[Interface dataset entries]
Segment Open
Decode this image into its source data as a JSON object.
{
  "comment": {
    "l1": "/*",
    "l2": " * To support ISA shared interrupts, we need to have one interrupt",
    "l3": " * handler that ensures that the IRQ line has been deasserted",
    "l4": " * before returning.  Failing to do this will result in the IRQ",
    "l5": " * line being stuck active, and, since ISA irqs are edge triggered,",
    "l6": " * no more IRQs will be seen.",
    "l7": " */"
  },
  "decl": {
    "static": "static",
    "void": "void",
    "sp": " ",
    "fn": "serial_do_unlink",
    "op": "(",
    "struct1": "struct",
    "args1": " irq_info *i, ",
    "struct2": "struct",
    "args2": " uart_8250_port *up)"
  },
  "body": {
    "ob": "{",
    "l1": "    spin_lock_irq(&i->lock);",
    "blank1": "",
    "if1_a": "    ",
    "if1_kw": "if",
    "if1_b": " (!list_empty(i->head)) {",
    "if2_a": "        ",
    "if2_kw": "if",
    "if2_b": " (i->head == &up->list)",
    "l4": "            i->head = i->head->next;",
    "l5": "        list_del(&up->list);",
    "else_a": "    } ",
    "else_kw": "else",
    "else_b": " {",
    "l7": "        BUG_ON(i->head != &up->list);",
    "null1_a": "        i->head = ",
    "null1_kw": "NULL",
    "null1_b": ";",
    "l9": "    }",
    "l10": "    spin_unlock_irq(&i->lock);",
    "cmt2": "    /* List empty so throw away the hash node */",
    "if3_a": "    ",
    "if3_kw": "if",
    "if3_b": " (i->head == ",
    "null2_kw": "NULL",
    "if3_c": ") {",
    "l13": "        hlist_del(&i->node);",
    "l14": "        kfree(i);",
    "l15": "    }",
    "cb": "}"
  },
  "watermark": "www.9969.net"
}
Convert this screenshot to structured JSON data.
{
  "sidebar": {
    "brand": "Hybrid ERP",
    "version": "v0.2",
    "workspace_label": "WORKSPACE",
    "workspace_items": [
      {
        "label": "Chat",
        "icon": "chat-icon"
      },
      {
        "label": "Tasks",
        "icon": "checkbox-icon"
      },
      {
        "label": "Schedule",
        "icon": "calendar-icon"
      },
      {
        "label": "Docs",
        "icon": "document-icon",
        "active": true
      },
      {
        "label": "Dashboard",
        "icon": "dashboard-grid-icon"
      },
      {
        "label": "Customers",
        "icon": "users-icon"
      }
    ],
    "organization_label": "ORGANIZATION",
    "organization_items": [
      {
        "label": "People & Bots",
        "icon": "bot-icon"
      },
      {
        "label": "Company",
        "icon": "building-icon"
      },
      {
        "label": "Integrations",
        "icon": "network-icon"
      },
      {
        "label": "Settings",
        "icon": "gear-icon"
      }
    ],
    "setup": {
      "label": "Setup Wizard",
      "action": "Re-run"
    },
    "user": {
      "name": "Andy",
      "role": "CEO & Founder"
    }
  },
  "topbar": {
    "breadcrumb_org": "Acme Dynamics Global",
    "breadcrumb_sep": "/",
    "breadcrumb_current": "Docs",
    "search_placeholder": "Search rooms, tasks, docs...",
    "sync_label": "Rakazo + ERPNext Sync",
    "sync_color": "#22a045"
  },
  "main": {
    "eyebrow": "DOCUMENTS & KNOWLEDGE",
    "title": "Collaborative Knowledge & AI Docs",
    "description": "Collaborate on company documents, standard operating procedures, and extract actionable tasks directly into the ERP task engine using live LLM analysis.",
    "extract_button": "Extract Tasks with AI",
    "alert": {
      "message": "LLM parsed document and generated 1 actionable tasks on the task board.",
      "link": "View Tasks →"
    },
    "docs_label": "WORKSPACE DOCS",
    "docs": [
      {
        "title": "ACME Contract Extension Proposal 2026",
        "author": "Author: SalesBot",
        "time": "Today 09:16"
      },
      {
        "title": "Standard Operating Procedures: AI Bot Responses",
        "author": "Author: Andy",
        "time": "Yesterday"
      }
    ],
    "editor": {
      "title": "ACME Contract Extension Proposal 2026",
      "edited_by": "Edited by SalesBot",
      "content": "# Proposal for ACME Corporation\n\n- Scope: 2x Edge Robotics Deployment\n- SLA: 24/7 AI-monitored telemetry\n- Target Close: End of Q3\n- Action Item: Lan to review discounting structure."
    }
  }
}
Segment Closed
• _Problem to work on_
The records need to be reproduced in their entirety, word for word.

• _Finished exercise_
Decode this image into its source data as a JSON object.
{
  "comment": {
    "l1": "/*",
    "l2": " * To support ISA shared interrupts, we need to have one interrupt",
    "l3": " * handler that ensures that the IRQ line has been deasserted",
    "l4": " * before returning.  Failing to do this will result in the IRQ",
    "l5": " * line being stuck active, and, since ISA irqs are edge triggered,",
    "l6": " * no more IRQs will be seen.",
    "l7": " */"
  },
  "decl": {
    "static": "static",
    "void": "void",
    "sp": " ",
    "fn": "serial_do_unlink",
    "op": "(",
    "struct1": "struct",
    "args1": " irq_info *i, ",
    "struct2": "struct",
    "args2": " uart_8250_port *up)"
  },
  "body": {
    "ob": "{",
    "l1": "    spin_lock_irq(&i->lock);",
    "blank1": "",
    "if1_a": "    ",
    "if1_kw": "if",
    "if1_b": " (!list_empty(i->head)) {",
    "if2_a": "        ",
    "if2_kw": "if",
    "if2_b": " (i->head == &up->list)",
    "l4": "            i->head = i->head->next;",
    "l5": "        list_del(&up->list);",
    "else_a": "    } ",
    "else_kw": "else",
    "else_b": " {",
    "l7": "        BUG_ON(i->head != &up->list);",
    "null1_a": "        i->head = ",
    "null1_kw": "NULL",
    "null1_b": ";",
    "l9": "    }",
    "l10": "    spin_unlock_irq(&i->lock);",
    "cmt2": "    /* List empty so throw away the hash node */",
    "if3_a": "    ",
    "if3_kw": "if",
    "if3_b": " (i->head == ",
    "null2_kw": "NULL",
    "if3_c": ") {",
    "l13": "        hlist_del(&i->node);",
    "l14": "        kfree(i);",
    "l15": "    }",
    "cb": "}"
  },
  "watermark": "www.9969.net"
}
Convert this screenshot to structured JSON data.
{
  "sidebar": {
    "brand": "Hybrid ERP",
    "version": "v0.2",
    "workspace_label": "WORKSPACE",
    "workspace_items": [
      {
        "label": "Chat",
        "icon": "chat-icon"
      },
      {
        "label": "Tasks",
        "icon": "checkbox-icon"
      },
      {
        "label": "Schedule",
        "icon": "calendar-icon"
      },
      {
        "label": "Docs",
        "icon": "document-icon",
        "active": true
      },
      {
        "label": "Dashboard",
        "icon": "dashboard-grid-icon"
      },
      {
        "label": "Customers",
        "icon": "users-icon"
      }
    ],
    "organization_label": "ORGANIZATION",
    "organization_items": [
      {
        "label": "People & Bots",
        "icon": "bot-icon"
      },
      {
        "label": "Company",
        "icon": "building-icon"
      },
      {
        "label": "Integrations",
        "icon": "network-icon"
      },
      {
        "label": "Settings",
        "icon": "gear-icon"
      }
    ],
    "setup": {
      "label": "Setup Wizard",
      "action": "Re-run"
    },
    "user": {
      "name": "Andy",
      "role": "CEO & Founder"
    }
  },
  "topbar": {
    "breadcrumb_org": "Acme Dynamics Global",
    "breadcrumb_sep": "/",
    "breadcrumb_current": "Docs",
    "search_placeholder": "Search rooms, tasks, docs...",
    "sync_label": "Rakazo + ERPNext Sync",
    "sync_color": "#22a045"
  },
  "main": {
    "eyebrow": "DOCUMENTS & KNOWLEDGE",
    "title": "Collaborative Knowledge & AI Docs",
    "description": "Collaborate on company documents, standard operating procedures, and extract actionable tasks directly into the ERP task engine using live LLM analysis.",
    "extract_button": "Extract Tasks with AI",
    "alert": {
      "message": "LLM parsed document and generated 1 actionable tasks on the task board.",
      "link": "View Tasks →"
    },
    "docs_label": "WORKSPACE DOCS",
    "docs": [
      {
        "title": "ACME Contract Extension Proposal 2026",
        "author": "Author: SalesBot",
        "time": "Today 09:16"
      },
      {
        "title": "Standard Operating Procedures: AI Bot Responses",
        "author": "Author: Andy",
        "time": "Yesterday"
      }
    ],
    "editor": {
      "title": "ACME Contract Extension Proposal 2026",
      "edited_by": "Edited by SalesBot",
      "content": "# Proposal for ACME Corporation\n\n- Scope: 2x Edge Robotics Deployment\n- SLA: 24/7 AI-monitored telemetry\n- Target Close: End of Q3\n- Action Item: Lan to review discounting structure."
    }
  }
}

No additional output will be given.